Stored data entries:

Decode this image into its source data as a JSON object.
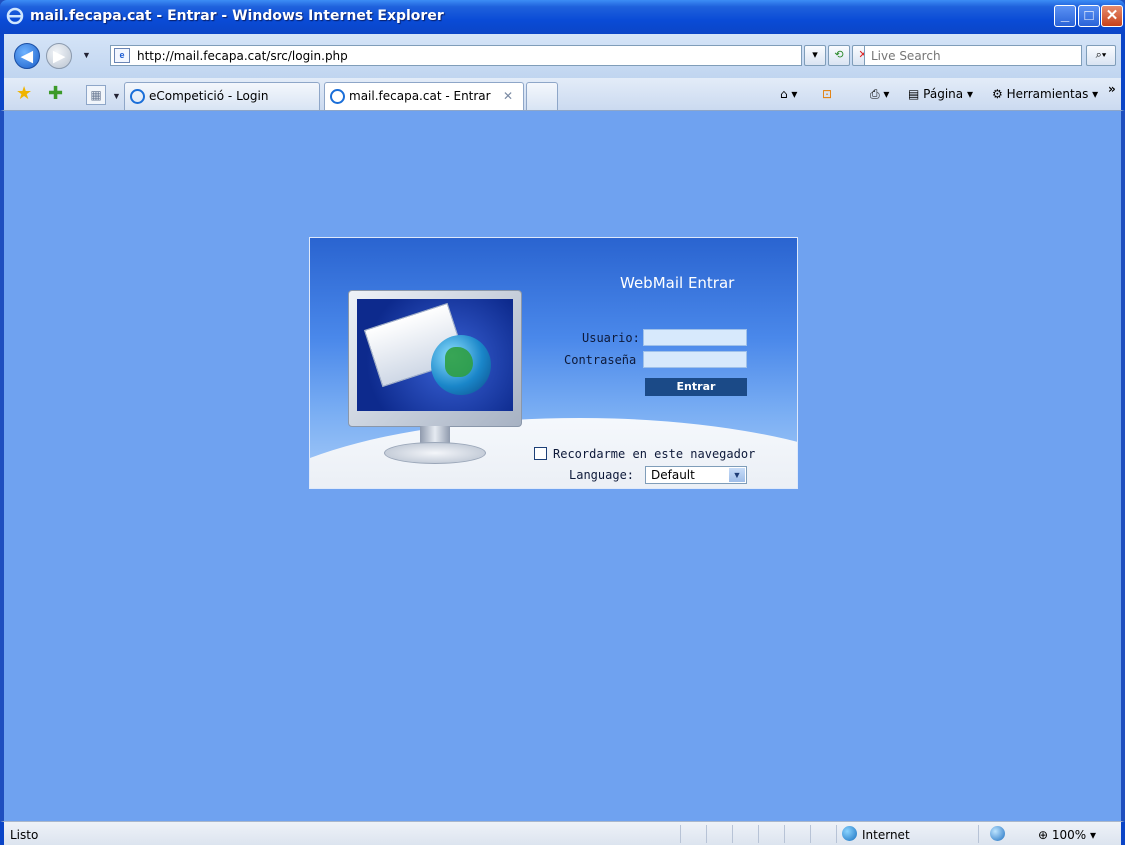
{
  "window": {
    "title": "mail.fecapa.cat - Entrar - Windows Internet Explorer"
  },
  "address_bar": {
    "url": "http://mail.fecapa.cat/src/login.php"
  },
  "search": {
    "placeholder": "Live Search"
  },
  "tabs": [
    {
      "label": "eCompetició - Login",
      "active": false
    },
    {
      "label": "mail.fecapa.cat - Entrar",
      "active": true
    }
  ],
  "command_bar": {
    "page_label": "Página",
    "tools_label": "Herramientas"
  },
  "login": {
    "title": "WebMail Entrar",
    "username_label": "Usuario:",
    "password_label": "Contraseña",
    "submit_label": "Entrar",
    "remember_label": "Recordarme en este navegador",
    "language_label": "Language:",
    "language_value": "Default"
  },
  "status_bar": {
    "status": "Listo",
    "zone": "Internet",
    "zoom": "100%"
  },
  "colors": {
    "page_background": "#6fa2f0",
    "titlebar": "#0b45c7",
    "login_button": "#1b4a87"
  }
}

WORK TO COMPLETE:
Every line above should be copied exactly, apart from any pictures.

EXERCISE SOLUTION:
Decode this image into its source data as a JSON object.
{
  "window": {
    "title": "mail.fecapa.cat - Entrar - Windows Internet Explorer"
  },
  "address_bar": {
    "url": "http://mail.fecapa.cat/src/login.php"
  },
  "search": {
    "placeholder": "Live Search"
  },
  "tabs": [
    {
      "label": "eCompetició - Login",
      "active": false
    },
    {
      "label": "mail.fecapa.cat - Entrar",
      "active": true
    }
  ],
  "command_bar": {
    "page_label": "Página",
    "tools_label": "Herramientas"
  },
  "login": {
    "title": "WebMail Entrar",
    "username_label": "Usuario:",
    "password_label": "Contraseña",
    "submit_label": "Entrar",
    "remember_label": "Recordarme en este navegador",
    "language_label": "Language:",
    "language_value": "Default"
  },
  "status_bar": {
    "status": "Listo",
    "zone": "Internet",
    "zoom": "100%"
  },
  "colors": {
    "page_background": "#6fa2f0",
    "titlebar": "#0b45c7",
    "login_button": "#1b4a87"
  }
}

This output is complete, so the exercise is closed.